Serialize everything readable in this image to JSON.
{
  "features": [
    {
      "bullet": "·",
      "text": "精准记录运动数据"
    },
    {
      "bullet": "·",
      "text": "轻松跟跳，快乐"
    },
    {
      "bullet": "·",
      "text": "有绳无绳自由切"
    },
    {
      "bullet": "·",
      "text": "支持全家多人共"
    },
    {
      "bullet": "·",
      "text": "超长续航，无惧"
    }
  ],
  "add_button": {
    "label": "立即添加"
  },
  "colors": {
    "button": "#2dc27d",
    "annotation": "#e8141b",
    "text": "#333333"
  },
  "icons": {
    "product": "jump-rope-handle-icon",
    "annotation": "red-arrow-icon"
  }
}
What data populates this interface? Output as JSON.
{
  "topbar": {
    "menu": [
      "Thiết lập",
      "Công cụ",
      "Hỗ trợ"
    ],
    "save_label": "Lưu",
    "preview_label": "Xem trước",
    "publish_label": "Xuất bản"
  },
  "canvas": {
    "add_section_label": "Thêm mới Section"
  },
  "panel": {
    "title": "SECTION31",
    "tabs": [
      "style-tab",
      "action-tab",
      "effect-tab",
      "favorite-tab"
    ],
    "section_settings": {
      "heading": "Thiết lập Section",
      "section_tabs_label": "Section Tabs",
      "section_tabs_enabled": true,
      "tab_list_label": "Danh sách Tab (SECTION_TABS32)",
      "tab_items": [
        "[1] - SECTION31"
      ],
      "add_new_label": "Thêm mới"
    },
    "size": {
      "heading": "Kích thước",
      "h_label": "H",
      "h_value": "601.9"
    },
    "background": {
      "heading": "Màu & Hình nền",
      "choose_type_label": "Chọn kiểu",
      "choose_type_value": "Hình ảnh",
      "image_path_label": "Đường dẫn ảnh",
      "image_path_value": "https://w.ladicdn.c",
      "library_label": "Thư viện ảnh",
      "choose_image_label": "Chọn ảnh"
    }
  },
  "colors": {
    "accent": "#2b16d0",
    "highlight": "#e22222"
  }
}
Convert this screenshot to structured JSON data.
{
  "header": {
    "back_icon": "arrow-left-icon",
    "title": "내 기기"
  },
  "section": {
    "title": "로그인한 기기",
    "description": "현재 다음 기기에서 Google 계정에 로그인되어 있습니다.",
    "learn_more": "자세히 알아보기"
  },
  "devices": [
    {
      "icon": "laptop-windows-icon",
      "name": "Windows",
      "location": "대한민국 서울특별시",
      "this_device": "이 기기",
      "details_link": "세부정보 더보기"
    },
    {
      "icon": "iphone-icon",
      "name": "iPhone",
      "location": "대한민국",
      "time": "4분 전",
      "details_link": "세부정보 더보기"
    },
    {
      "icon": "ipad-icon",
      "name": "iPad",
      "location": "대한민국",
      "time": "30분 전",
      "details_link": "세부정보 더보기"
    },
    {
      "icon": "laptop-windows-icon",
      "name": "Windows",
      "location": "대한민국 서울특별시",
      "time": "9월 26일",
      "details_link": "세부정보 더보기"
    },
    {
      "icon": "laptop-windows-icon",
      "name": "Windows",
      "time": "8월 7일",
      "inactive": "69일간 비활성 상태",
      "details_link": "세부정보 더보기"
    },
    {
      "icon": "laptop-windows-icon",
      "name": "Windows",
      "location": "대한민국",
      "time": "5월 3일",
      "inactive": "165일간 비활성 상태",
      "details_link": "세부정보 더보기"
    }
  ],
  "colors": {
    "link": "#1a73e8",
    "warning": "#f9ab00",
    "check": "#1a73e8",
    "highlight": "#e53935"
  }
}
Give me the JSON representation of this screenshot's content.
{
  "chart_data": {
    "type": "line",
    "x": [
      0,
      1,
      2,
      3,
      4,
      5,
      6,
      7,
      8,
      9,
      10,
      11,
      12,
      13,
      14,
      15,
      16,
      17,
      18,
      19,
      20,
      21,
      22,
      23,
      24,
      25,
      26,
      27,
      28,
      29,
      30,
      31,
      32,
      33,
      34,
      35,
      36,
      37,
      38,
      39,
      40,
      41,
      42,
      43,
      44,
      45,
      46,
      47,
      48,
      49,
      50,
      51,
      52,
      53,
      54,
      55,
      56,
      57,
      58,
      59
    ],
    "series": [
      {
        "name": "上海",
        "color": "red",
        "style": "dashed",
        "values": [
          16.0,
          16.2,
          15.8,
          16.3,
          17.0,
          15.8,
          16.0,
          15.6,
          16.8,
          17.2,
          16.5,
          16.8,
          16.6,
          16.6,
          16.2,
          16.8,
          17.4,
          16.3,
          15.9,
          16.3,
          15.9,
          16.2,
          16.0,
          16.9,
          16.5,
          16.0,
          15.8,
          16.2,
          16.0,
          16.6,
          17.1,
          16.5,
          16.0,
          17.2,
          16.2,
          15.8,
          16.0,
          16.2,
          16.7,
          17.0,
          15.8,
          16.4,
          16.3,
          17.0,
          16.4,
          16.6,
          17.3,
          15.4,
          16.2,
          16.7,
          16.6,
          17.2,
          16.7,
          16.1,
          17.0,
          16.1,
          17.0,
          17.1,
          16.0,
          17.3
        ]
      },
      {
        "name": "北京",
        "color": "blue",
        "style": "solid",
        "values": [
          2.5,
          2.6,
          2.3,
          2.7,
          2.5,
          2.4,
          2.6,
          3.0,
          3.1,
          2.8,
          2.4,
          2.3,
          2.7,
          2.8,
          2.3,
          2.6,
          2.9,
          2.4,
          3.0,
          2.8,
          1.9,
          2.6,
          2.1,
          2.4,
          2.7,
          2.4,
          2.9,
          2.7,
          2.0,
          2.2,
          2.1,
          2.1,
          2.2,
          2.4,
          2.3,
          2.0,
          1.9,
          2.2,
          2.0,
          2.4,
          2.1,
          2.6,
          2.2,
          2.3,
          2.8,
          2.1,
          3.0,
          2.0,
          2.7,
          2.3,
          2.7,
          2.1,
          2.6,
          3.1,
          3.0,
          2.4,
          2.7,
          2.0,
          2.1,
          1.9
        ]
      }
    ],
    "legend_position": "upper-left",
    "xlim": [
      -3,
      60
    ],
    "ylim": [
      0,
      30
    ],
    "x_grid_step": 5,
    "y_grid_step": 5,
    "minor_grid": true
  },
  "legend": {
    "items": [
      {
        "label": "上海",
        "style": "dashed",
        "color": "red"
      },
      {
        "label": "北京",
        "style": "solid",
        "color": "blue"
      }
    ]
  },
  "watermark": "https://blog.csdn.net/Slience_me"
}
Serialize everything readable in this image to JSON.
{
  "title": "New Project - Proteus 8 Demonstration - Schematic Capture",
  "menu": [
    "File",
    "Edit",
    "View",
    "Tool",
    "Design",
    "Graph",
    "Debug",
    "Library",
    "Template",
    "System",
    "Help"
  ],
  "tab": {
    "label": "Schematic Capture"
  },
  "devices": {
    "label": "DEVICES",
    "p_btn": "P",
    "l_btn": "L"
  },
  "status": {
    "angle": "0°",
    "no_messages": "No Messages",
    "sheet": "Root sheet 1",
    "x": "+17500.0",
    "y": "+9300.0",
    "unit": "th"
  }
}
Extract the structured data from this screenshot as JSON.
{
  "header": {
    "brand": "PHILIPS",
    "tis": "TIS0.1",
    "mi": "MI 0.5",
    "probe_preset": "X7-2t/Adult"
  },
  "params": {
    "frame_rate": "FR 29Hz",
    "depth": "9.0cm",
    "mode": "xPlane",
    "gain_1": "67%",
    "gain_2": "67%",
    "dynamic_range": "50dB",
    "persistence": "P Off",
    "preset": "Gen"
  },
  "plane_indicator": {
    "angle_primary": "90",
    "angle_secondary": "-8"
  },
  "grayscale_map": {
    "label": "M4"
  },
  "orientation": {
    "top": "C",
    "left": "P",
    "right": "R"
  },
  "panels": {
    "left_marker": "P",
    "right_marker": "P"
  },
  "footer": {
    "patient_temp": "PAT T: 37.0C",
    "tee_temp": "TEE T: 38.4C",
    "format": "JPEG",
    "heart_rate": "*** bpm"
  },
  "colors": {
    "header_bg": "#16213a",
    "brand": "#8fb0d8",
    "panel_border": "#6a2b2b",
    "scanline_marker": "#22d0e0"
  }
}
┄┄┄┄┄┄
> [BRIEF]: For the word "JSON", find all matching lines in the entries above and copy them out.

> [TASK ANSWER]:
Serialize everything readable in this image to JSON.
What data populates this interface? Output as JSON.
Convert this screenshot to structured JSON data.
Give me the JSON representation of this screenshot's content.
Serialize everything readable in this image to JSON.
Extract the structured data from this screenshot as JSON.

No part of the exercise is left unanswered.